What is Obsessive Compulsive Disorder (OCD)?

People with OCD have obsessions (distressing thoughts that won’t go away) and compulsions (ritualist behaviors that are performed over and over again to attempt to try to make the distressing thoughts and feelings go away). Common obsessions can be about germs, imperfection, intruders, and thoughts of doing something violent, deviantly sexual or otherwise completely counter to one’s value system. Common compulsions include washing one’s hands, straightening and cleaning, locking doors, checking things, counting, touching things, saying things and hoarding. Try as they may, people with OCD have difficulty controlling their obsessive thinking or stopping their compulsive behaviors.

What is Post-Traumatic Stress Disorder (PTSD)?
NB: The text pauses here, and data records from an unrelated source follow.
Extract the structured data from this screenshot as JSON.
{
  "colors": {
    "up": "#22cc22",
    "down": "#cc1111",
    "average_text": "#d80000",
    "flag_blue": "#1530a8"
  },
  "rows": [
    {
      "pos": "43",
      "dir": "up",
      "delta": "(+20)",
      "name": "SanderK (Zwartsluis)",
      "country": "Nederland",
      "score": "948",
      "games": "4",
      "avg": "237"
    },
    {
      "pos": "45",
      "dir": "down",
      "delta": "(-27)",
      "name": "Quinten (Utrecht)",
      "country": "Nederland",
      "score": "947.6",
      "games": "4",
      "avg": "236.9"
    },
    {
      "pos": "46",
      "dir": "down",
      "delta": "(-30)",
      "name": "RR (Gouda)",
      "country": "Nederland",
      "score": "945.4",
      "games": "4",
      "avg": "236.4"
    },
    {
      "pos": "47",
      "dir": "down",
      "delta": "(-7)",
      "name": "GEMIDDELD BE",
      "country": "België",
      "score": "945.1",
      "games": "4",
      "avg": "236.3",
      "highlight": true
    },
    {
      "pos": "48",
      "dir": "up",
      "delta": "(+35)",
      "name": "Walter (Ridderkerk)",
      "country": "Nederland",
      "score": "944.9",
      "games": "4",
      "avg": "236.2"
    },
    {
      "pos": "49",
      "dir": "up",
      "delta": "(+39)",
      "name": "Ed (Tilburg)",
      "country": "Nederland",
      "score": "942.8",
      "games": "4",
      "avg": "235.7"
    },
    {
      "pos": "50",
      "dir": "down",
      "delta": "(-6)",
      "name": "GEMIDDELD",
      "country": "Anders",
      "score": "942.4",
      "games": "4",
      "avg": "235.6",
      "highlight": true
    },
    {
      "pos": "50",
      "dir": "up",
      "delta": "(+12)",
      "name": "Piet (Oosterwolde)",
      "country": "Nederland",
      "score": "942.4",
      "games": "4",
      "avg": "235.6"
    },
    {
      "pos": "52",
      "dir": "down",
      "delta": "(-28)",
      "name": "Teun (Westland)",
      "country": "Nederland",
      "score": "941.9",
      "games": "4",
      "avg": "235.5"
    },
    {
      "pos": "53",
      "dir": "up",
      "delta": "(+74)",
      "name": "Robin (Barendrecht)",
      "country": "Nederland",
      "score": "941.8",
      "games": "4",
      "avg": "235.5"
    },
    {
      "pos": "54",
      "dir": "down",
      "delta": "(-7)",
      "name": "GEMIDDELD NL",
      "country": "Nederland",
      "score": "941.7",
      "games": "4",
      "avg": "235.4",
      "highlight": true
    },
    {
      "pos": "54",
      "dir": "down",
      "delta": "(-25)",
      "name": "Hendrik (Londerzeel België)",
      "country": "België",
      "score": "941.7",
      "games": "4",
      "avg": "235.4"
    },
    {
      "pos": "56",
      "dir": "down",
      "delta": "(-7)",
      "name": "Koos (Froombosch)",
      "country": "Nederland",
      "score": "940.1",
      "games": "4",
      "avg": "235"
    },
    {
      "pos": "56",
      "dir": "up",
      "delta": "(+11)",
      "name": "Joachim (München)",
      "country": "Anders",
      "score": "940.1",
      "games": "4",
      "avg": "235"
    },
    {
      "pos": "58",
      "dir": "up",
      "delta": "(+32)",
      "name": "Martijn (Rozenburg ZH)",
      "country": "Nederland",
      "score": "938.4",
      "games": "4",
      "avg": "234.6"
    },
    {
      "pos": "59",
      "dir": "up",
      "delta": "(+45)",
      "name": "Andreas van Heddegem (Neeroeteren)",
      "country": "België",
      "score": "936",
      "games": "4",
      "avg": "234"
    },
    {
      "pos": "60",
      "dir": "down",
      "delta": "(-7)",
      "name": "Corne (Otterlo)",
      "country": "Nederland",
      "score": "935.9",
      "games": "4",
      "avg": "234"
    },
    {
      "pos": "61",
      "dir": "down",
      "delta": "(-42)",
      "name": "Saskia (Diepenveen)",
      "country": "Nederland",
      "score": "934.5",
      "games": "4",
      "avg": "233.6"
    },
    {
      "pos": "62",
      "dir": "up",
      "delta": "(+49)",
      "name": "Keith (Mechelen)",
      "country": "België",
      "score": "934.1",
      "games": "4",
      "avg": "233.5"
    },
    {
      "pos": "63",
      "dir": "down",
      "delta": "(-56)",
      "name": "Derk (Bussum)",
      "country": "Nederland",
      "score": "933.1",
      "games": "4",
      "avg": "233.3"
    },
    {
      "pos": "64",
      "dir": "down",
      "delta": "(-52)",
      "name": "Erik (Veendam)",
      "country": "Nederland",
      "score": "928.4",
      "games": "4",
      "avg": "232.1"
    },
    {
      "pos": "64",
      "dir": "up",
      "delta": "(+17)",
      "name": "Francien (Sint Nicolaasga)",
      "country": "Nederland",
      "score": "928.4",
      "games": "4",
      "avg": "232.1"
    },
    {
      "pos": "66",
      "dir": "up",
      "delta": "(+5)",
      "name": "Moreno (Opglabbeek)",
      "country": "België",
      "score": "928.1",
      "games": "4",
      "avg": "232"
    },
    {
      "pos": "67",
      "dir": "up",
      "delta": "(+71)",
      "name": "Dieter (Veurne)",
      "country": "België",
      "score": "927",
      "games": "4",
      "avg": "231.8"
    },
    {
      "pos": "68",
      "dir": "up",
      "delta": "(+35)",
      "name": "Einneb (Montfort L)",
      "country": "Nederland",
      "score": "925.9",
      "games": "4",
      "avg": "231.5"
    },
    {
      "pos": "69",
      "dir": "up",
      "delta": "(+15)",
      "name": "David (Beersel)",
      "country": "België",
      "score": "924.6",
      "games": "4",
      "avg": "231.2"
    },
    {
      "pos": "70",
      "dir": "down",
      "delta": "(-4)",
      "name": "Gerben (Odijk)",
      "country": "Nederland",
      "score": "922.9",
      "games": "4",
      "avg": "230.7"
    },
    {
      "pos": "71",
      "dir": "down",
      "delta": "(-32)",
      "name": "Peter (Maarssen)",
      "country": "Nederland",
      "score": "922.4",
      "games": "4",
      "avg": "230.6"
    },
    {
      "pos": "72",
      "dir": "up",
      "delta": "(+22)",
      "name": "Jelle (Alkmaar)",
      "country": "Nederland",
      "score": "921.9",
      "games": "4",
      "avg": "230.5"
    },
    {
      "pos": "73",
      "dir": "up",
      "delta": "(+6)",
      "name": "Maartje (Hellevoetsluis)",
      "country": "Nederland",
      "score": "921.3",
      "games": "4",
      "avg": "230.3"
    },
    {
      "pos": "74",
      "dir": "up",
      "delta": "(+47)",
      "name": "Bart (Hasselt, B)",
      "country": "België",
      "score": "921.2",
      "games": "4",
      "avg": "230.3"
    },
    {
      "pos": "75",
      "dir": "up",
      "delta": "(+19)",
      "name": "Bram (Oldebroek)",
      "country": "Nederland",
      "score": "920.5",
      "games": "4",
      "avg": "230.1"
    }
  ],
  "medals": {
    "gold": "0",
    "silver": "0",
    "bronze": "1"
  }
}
PTSD develops in some but not all people after a traumatic experience. PTSD is well known among veterans, but can also develop after traumas such as child sexual or physical abuse, rape, violent assault, kidnapping, accidents, natural disasters, and being a witness to a traumatic event to someone else. Symptoms usually begin within three months of the trauma, but can begin years later. Symptoms include flashbacks (vivid reliving of the traumatic experience) while awake or in nightmares, avoiding situations that may trigger remembering the experience, feeling emotionally numb, and feeling keyed up or on edge. People with PTSD may also experience other problems such as alcohol or drug use, feelings of depression, problems in work, and problems in personal relationships including withdrawal or violence.